The company has been touring the country and will embark on a tour of Canada next year. In the meanwhile, its training company, Ballet West II, is also celebrating with a weekend at the Egyptian Theatre. It will continue its run with two performances on Saturday and a final show on Sunday.
The program is comprised of both contemporary and high-classical works, said Adam Sklute, artistic director of Ballet West.
The company will perform a work choreographed by Christopher Sellars, Ballet West II's interim director and first soloist for Ballet West to the Gershwin's "Rhapsody in Blue," Sklute told The Park Record.
"This is an intimate piece that features a number of different duets," he said. "We also have an interesting contemporary work that was choreographed by one of our principal dancers, Tom Mattingly. And that is also very unique and very modern in its approach."
The evening will also feature two landmark classical works — the "Sleeping Beauty" pas de deux and the grand pas from "Raymonda."
"The grand pas from 'Raymonda' has 10 dancers in it, and it's an exciting closure of this diverse program," Sklute said.

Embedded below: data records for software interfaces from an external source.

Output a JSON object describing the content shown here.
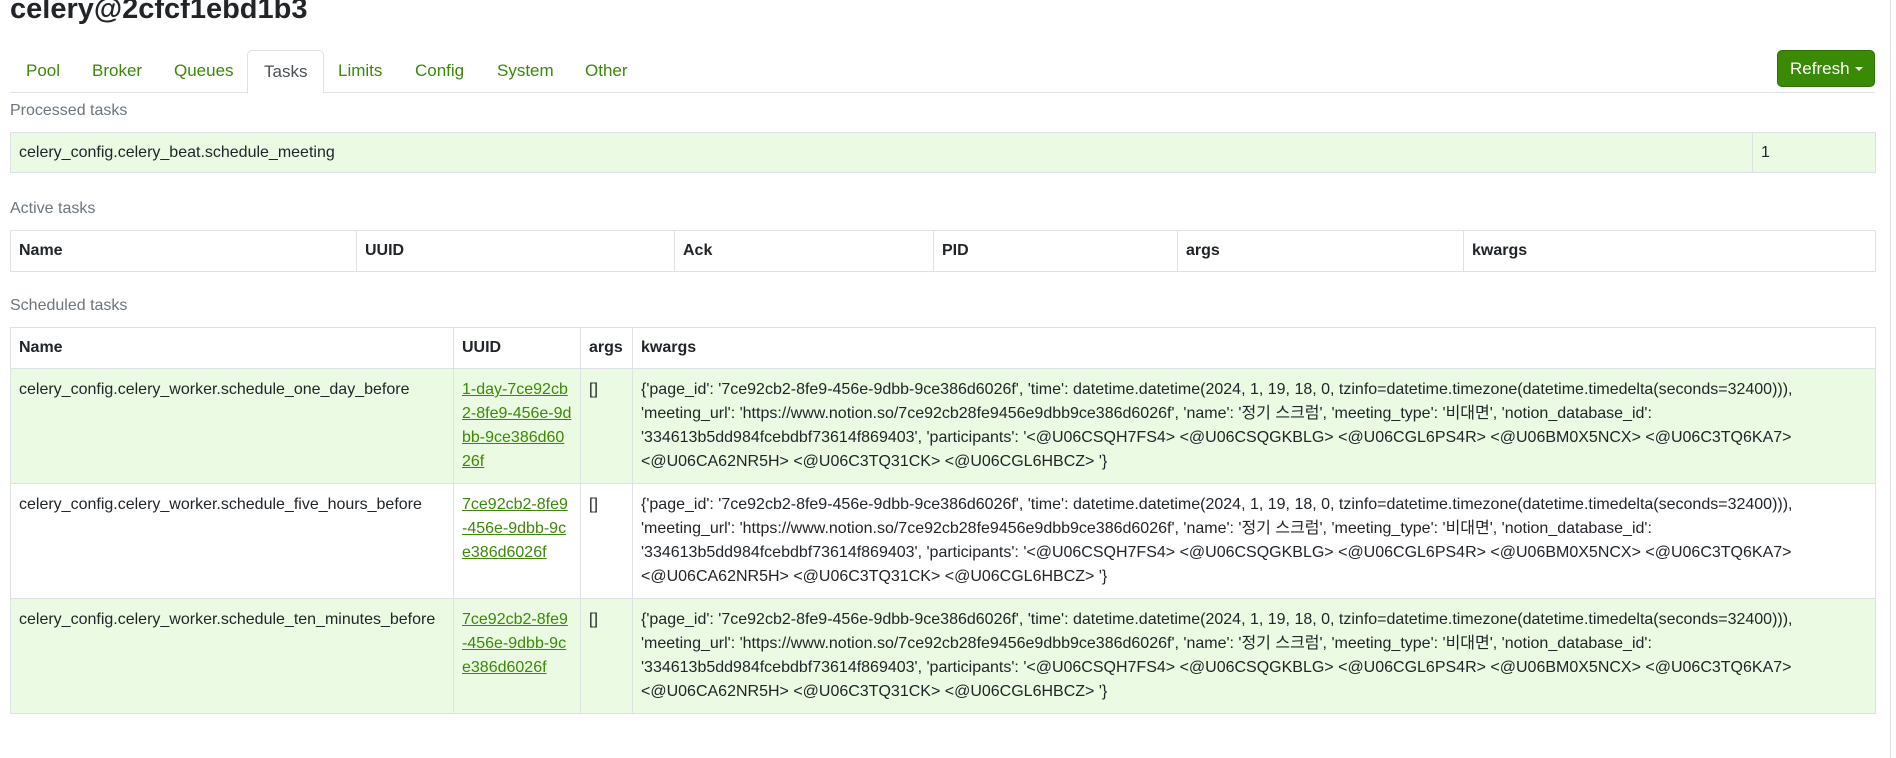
{
  "worker_name": "celery@2cfcf1ebd1b3",
  "tabs": [
    {
      "label": "Pool"
    },
    {
      "label": "Broker"
    },
    {
      "label": "Queues"
    },
    {
      "label": "Tasks",
      "active": true
    },
    {
      "label": "Limits"
    },
    {
      "label": "Config"
    },
    {
      "label": "System"
    },
    {
      "label": "Other"
    }
  ],
  "refresh_label": "Refresh",
  "colors": {
    "accent": "#3a8a05",
    "row_highlight": "#ebfae3"
  },
  "processed": {
    "title": "Processed tasks",
    "rows": [
      {
        "name": "celery_config.celery_beat.schedule_meeting",
        "count": "1"
      }
    ]
  },
  "active": {
    "title": "Active tasks",
    "columns": [
      "Name",
      "UUID",
      "Ack",
      "PID",
      "args",
      "kwargs"
    ]
  },
  "scheduled": {
    "title": "Scheduled tasks",
    "columns": [
      "Name",
      "UUID",
      "args",
      "kwargs"
    ],
    "rows": [
      {
        "name": "celery_config.celery_worker.schedule_one_day_before",
        "uuid": "1-day-7ce92cb2-8fe9-456e-9dbb-9ce386d6026f",
        "args": "[]",
        "kwargs": "{'page_id': '7ce92cb2-8fe9-456e-9dbb-9ce386d6026f', 'time': datetime.datetime(2024, 1, 19, 18, 0, tzinfo=datetime.timezone(datetime.timedelta(seconds=32400))), 'meeting_url': 'https://www.notion.so/7ce92cb28fe9456e9dbb9ce386d6026f', 'name': '정기 스크럼', 'meeting_type': '비대면', 'notion_database_id': '334613b5dd984fcebdbf73614f869403', 'participants': '<@U06CSQH7FS4> <@U06CSQGKBLG> <@U06CGL6PS4R> <@U06BM0X5NCX> <@U06C3TQ6KA7> <@U06CA62NR5H> <@U06C3TQ31CK> <@U06CGL6HBCZ> '}"
      },
      {
        "name": "celery_config.celery_worker.schedule_five_hours_before",
        "uuid": "7ce92cb2-8fe9-456e-9dbb-9ce386d6026f",
        "args": "[]",
        "kwargs": "{'page_id': '7ce92cb2-8fe9-456e-9dbb-9ce386d6026f', 'time': datetime.datetime(2024, 1, 19, 18, 0, tzinfo=datetime.timezone(datetime.timedelta(seconds=32400))), 'meeting_url': 'https://www.notion.so/7ce92cb28fe9456e9dbb9ce386d6026f', 'name': '정기 스크럼', 'meeting_type': '비대면', 'notion_database_id': '334613b5dd984fcebdbf73614f869403', 'participants': '<@U06CSQH7FS4> <@U06CSQGKBLG> <@U06CGL6PS4R> <@U06BM0X5NCX> <@U06C3TQ6KA7> <@U06CA62NR5H> <@U06C3TQ31CK> <@U06CGL6HBCZ> '}"
      },
      {
        "name": "celery_config.celery_worker.schedule_ten_minutes_before",
        "uuid": "7ce92cb2-8fe9-456e-9dbb-9ce386d6026f",
        "args": "[]",
        "kwargs": "{'page_id': '7ce92cb2-8fe9-456e-9dbb-9ce386d6026f', 'time': datetime.datetime(2024, 1, 19, 18, 0, tzinfo=datetime.timezone(datetime.timedelta(seconds=32400))), 'meeting_url': 'https://www.notion.so/7ce92cb28fe9456e9dbb9ce386d6026f', 'name': '정기 스크럼', 'meeting_type': '비대면', 'notion_database_id': '334613b5dd984fcebdbf73614f869403', 'participants': '<@U06CSQH7FS4> <@U06CSQGKBLG> <@U06CGL6PS4R> <@U06BM0X5NCX> <@U06C3TQ6KA7> <@U06CA62NR5H> <@U06C3TQ31CK> <@U06CGL6HBCZ> '}"
      }
    ]
  }
}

All the works have been staged specially for the Egyptian Theatre, he said.
"It's a small and intimate venue, and we planned the program so all of it will fit on that stage," Sklute said.
Performing smaller theaters is part of Ballet West II's duties.
"Because it's a small and intimate ensemble, we are able to bring them into all of the theaters and other venues around the country that can't house, afford or accommodate the main company, which is a much larger group," Sklute explained. "What is really exciting is that this group of dancers have become much, much more than a training company. They are an elite touring group in and of themselves."
The 11 dancers were handpicked by Sklute to be developed into professional dancers for Ballet West.
"A number of these dancers come from the Ballet West Academy, the company's training school," he said. "That is very exciting because we have developed them.
"But a number of them come from around the world," he said. "Right now, we have dancers from New Zealand and we have dancers from Haiti. It's become an international troupe and they all have been found through my trips around the world when I scout for talent."
When Sklute auditions dancers, he searches for a combination of things.
"The first is physicality," he said. "I look for the body type and their physical abilities that make up the type of dancer that I want for Ballet West.
"I also look for the artistic abilities and the intelligence that also make up the type of dancer that I want for Ballet West," he said. "But more than anything, I look for that innate something that a dancer or any artist has that makes them unique, special and important. All of these dancers are much more than students, but not quite, yet, professional dancers."
Sklute is happy to bring Ballet West II to Park City and would love to have Ballet West perform here more often.
"What's really great is that we're performing right there on Main Street," he said. "I'm thrilled that we are able to perform at the wonderful and intimate Egyptian Theatre and show what we can do.
"It has always been my dream to have a regular presence in Park City," Sklute added. "We're Ballet West, not Salt Lake City Ballet. We represent the entire Intermountain West and we represent Utah and Park City is such a major part of Utah. I hope we can grow into a regular presence there."
Ballet West II will continue is run at the Egyptian Theatre, 328 Main St., on Saturday, Feb. 22, at 5 p.m. and 8 p.m. and on Sunday, Feb. 23, at 6 p.m. and 8 p.m. Tickets range from $40 to $60 and are available by visiting www.parkcityshows.com.